Now, for some threshold work! Do 4 x 12 minutes just above threshold, about 100-105% of your FTP watts. Do your best to hold it there! Rest for 5 minutes between each. Finish with 45 minutes at sweet spot (88-93% of FTP) and do a burst every 3 minutes to 120% of your FTP, holding for 10 seconds before returning to sweet spot. Endurance for 20 minutes.

CD: 5 minutes


Sunday is a great day to ride long and just pile on some training stress. If you’re feeling decent, I recommend doing plenty of sweet-spot and threshold work here if you can. Try this workout:

WU: 15 minutes, just getting the legs and heart pumping at endurance pace (56-75% of FTP).

MS: The goal today is to push it up another notch in your distance. Try for at least an hour longer than your normal long ride; ride for 4 hours if you normally go for 3 hours, or 5 hours if your norm is 4 hours. Keep the watts between your endurance and tempo pace (70-90%) for the majority of the ride. Mix it up with some pushes at the upper end of tempo (85-90%) and get in some solid endurance riding, as well. In the second hour of riding, do 2 x 15 minutes at your threshold (91-105% of FTP) watts. Rest for 10 minutes between each with some easy pedaling watts, <56% of FTP. In the last hour of riding, just try for some tempo pace (around 40 minutes) with watts from 85-90% of FTP.

CD: Nice and easy for 15 minutes. Recovery shake!

Am I doing the work necessary to continually stress my body so that it adapts and improves?

Many athletes and coaches alike think they should focus solely on one energy system or another and that if they work in the other systems, they’ll somehow mess up the adaptation. This is a myth.

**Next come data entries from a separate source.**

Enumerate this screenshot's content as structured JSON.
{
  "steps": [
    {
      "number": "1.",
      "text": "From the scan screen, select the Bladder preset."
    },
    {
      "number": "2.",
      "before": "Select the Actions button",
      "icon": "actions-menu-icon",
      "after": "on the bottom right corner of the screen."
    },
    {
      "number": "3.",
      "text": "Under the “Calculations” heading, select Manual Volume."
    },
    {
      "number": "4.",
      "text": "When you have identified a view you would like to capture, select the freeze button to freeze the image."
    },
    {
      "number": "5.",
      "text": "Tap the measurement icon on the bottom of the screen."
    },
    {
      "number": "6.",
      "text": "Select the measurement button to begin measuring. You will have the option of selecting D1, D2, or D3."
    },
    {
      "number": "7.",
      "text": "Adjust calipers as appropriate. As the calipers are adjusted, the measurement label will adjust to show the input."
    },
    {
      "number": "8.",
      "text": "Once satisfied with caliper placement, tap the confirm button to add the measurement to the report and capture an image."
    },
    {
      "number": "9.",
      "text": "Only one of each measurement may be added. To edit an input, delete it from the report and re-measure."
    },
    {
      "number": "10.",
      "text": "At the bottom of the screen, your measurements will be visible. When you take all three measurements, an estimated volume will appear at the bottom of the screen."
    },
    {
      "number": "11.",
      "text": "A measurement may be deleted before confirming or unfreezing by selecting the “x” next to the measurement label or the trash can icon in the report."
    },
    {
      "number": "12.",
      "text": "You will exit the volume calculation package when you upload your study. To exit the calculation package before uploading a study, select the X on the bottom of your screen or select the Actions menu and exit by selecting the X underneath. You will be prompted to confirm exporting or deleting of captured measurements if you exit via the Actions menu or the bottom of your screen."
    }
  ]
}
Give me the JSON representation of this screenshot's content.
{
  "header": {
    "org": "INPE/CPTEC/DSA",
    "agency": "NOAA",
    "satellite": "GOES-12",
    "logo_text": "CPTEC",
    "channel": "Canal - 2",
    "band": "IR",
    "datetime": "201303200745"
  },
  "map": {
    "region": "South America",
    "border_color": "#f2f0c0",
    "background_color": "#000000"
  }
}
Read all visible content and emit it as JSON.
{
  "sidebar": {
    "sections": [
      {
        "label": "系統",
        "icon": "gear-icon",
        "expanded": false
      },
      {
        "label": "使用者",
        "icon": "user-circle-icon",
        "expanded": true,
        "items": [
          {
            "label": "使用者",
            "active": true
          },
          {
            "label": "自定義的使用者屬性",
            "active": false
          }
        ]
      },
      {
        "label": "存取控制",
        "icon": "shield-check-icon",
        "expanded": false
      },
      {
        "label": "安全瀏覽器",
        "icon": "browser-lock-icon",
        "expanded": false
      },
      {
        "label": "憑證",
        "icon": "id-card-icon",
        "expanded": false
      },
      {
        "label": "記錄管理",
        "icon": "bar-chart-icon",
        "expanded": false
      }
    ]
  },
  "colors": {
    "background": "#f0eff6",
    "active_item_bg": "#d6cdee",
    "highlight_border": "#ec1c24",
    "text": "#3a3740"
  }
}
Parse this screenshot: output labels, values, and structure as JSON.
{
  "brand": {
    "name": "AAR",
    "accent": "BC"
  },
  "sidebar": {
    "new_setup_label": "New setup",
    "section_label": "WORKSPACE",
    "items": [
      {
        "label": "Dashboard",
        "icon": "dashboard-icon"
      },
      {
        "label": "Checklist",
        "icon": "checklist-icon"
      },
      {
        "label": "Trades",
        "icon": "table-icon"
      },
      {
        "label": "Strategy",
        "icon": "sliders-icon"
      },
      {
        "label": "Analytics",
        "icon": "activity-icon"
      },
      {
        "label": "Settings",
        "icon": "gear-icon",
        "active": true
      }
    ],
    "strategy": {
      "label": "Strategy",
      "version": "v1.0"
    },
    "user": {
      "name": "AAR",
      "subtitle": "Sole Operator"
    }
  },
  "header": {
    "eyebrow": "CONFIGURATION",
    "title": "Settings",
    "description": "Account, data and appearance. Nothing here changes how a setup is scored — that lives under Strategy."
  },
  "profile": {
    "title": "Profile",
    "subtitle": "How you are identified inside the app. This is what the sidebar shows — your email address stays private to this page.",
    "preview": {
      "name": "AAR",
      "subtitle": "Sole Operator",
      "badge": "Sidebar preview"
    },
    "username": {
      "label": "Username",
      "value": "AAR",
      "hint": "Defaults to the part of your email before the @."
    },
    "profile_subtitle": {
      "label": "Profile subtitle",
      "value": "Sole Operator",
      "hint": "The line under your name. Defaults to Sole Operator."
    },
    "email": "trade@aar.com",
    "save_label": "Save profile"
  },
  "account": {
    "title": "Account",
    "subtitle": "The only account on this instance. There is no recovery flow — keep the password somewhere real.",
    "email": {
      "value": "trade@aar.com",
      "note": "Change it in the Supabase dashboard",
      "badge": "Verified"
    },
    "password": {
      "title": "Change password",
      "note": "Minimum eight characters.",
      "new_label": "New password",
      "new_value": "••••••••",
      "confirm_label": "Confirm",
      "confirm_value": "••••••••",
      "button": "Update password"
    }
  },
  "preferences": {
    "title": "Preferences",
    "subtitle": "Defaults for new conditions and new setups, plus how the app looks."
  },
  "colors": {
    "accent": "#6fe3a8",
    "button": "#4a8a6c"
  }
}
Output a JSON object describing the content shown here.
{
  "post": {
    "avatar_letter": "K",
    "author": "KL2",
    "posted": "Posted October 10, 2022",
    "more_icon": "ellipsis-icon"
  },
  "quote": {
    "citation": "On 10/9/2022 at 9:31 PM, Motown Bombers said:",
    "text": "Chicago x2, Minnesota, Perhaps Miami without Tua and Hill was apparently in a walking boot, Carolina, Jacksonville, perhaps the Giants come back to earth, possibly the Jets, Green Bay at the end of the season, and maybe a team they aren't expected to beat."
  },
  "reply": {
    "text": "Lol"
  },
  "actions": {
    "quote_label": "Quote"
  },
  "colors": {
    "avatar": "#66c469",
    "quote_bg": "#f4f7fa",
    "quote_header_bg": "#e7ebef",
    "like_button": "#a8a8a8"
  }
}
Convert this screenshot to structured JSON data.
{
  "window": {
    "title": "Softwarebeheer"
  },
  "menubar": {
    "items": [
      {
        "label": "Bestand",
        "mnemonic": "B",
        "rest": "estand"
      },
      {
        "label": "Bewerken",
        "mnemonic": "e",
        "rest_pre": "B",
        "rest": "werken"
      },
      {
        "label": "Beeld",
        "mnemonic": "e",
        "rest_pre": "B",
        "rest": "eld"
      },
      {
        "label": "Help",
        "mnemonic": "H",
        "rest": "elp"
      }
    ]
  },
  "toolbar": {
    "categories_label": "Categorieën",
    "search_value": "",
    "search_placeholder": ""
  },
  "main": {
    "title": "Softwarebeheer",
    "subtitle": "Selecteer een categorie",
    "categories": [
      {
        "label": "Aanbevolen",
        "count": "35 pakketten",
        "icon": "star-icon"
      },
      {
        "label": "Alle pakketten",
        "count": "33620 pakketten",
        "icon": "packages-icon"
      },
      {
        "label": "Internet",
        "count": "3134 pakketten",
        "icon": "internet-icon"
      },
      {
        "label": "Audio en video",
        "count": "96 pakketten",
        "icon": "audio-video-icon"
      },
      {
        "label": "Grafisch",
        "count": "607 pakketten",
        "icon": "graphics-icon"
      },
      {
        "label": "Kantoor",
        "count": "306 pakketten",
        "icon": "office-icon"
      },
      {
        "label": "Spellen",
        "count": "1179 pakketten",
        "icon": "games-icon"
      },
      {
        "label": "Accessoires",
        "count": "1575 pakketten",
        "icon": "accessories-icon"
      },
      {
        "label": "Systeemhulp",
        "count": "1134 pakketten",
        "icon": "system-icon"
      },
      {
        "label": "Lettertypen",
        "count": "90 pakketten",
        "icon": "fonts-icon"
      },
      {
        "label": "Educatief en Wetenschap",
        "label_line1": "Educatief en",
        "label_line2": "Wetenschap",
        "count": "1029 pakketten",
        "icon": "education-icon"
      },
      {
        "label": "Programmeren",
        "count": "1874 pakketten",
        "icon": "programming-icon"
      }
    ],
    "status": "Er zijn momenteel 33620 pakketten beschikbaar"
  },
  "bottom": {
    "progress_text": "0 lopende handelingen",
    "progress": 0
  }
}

When you focus on one specific system, yes, you’re pushing hard on at least two focused workouts a week, along with executing that work in the beginning of the workout when you are freshest. The other days can still have work at different training zones or levels, and that’s actually encouraged, as each of the levels can enhance others and create a more rounded level of fitness.

VO2Max is hard, but it helps to give you head room for your FTP to improve, so FTP work is necessary when doing Vo2Max work. In order to break through your fitness stagnation, you need to do at least 4-6 weeks of work on the Vo2 system, though 8 weeks of work would probably be fine, as well. 

As you examine our own training this spring, make sure to ask yourself, “Am I doing the work necessary to continually stress my body so that it adapts and improves?” You can answer that question easily if you’re testing yourself on a regular basis (in order to learn whether or not you’re improving, it’s imperative to test yourself a minimum of every six weeks). You can also answer this question by continually increasing your training load, intensity, and even frequency, along with the focus of your training. We all get stuck in our little training ruts and forget we’ve been doing the same thing over and over for so many years, though unfortunately this rut hasn’t really led to any meaningful improvement. 

This VO2Max intensive program isn’t for everyone or for all the time, only for those specific instances when you’re at a plateau and have a solid foundation of fitness in your legs, or possibly when you’re just ready to mix it up a bit. Keep these factors in mind when training this spring.

Make it a powerful day!

Hunter Allen is a USA Cycling Level 1 coach and former professional cyclist. He is the coauthor of “Training and Racing with a Power Meter” and “Cutting-Edge Cycling,” co-developer of TrainingPeaks’ WKO software, and CEO and founder of Peaks Coaching Group. He and his coaches create custom training plans for all levels of athletes.